But within a few seconds, NBC's camera was back on the field of play: Pittsburgh was lined up over the ball. The Steelers snapped it, Roethlesberger took the knee, and that was the ballgame. At that point Michaels said the referees had reviewed the play and decided it was, indeed, a fumble. But that was awfully quick--like I said, just a few seconds--and it seems inconceivable anybody could have made such a judgment, on such a pivotal call, in so short a time.

Pittsburgh was, I imagine, doing precisely what coaches tell teams to do after they've benefitted from a controversial call: quickly run a play before anybody can reverse it. And it's possible that, in all the confusion, the refs placed the ball and allowed the play to run--when, in fact, they should have been waiting while the head referee reviewed the last one on video.

What might have been if the refs had reviewed the play, as Arizona's players wanted? The call on the field was fumble; by rule, referees cannot overturn a call without clear-cut evidence. And it's possible the evidence wasn't there. (NBC never showed the play again in its postgame show, from what I could see; I had to go to ESPN, and even then only saw two shots, neither of them slowed and enlarged enough to make a definitive call.)  With just seven seconds left, Arizona would have had time for just one more play, maybe two if the first one was a quick out to the sidelines.

But Arizona didn't have far to go. Pittsburgh had gotten a 15-yard unsportsmanlike conduct penalty after the fumble recovery; I assume it would have counted even if the refs had overturned the call.
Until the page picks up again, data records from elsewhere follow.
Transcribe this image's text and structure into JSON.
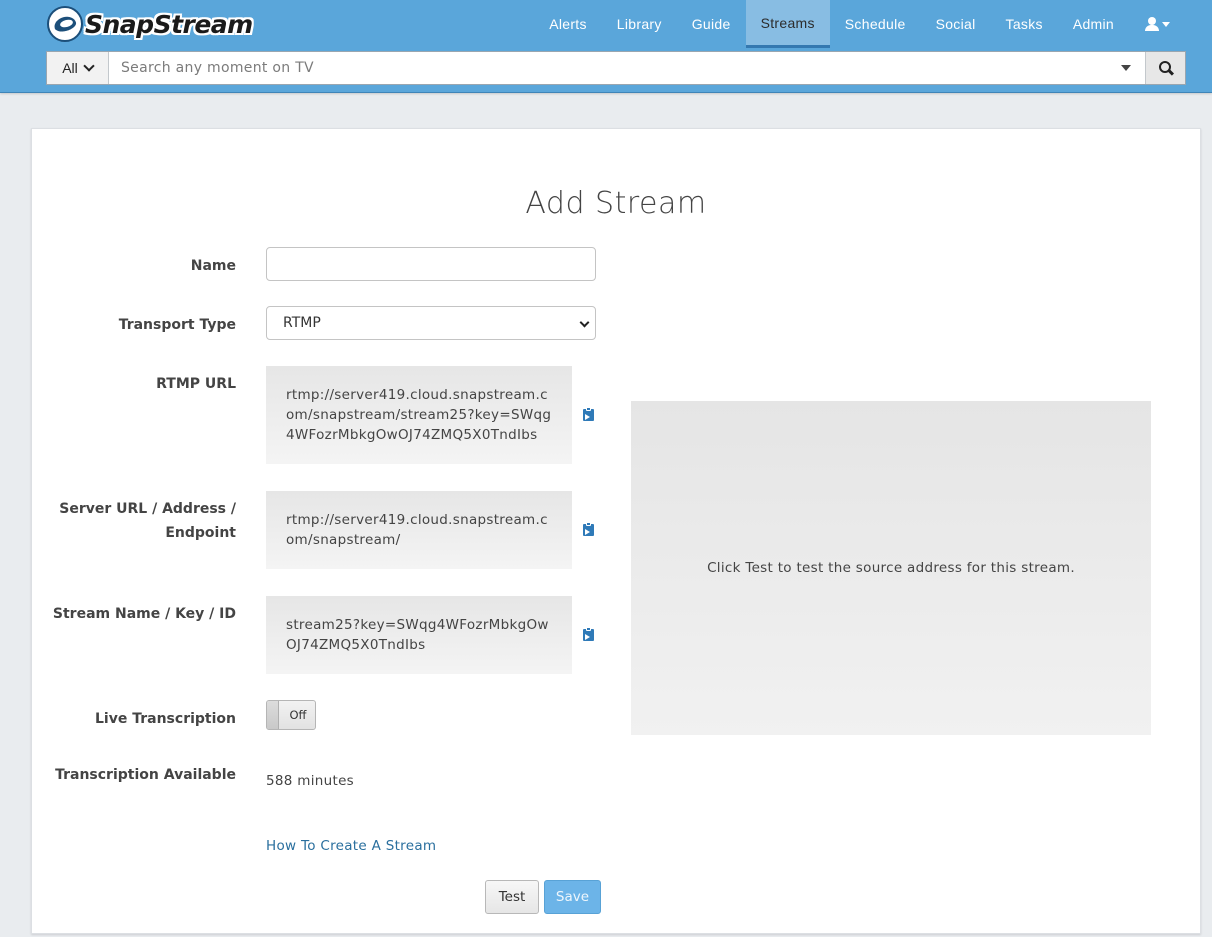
{
  "app": {
    "brand": "SnapStream"
  },
  "nav": {
    "items": [
      {
        "label": "Alerts"
      },
      {
        "label": "Library"
      },
      {
        "label": "Guide"
      },
      {
        "label": "Streams",
        "active": true
      },
      {
        "label": "Schedule"
      },
      {
        "label": "Social"
      },
      {
        "label": "Tasks"
      },
      {
        "label": "Admin"
      }
    ],
    "user_icon": "user-icon"
  },
  "search": {
    "scope": "All",
    "placeholder": "Search any moment on TV",
    "value": ""
  },
  "form": {
    "title": "Add Stream",
    "name_label": "Name",
    "name_value": "",
    "transport_label": "Transport Type",
    "transport_value": "RTMP",
    "rtmp_url_label": "RTMP URL",
    "rtmp_url_value": "rtmp://server419.cloud.snapstream.com/snapstream/stream25?key=SWqg4WFozrMbkgOwOJ74ZMQ5X0TndIbs",
    "server_url_label": "Server URL / Address / Endpoint",
    "server_url_value": "rtmp://server419.cloud.snapstream.com/snapstream/",
    "stream_key_label": "Stream Name / Key / ID",
    "stream_key_value": "stream25?key=SWqg4WFozrMbkgOwOJ74ZMQ5X0TndIbs",
    "live_transcription_label": "Live Transcription",
    "live_transcription_state": "Off",
    "transcription_available_label": "Transcription Available",
    "transcription_available_value": "588 minutes",
    "howto_link": "How To Create A Stream",
    "test_button": "Test",
    "save_button": "Save"
  },
  "preview": {
    "message": "Click Test to test the source address for this stream."
  },
  "colors": {
    "header_bg": "#5aa6da",
    "nav_active_bg": "#88bde3",
    "link": "#2a6f9e",
    "save_button": "#6cb4e8"
  }
}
If so, that would have put the ball at the Steeler 28, hardly out of range for Warner and his cast of spectacular receivers.

Yes, Pittsburgh probably would have won the game regardless. And, for the record, I thought the refs generally did a good job tonight. But who knows what might have happened if this call had been reviewed. If I were an Arizona fan--surely there are a few out there--I'd be angry.

Oh well. Less than a month before pitchers and catchers report.

P.S. I thought Springsteen was pretty great, too.

--Jonathan Cohn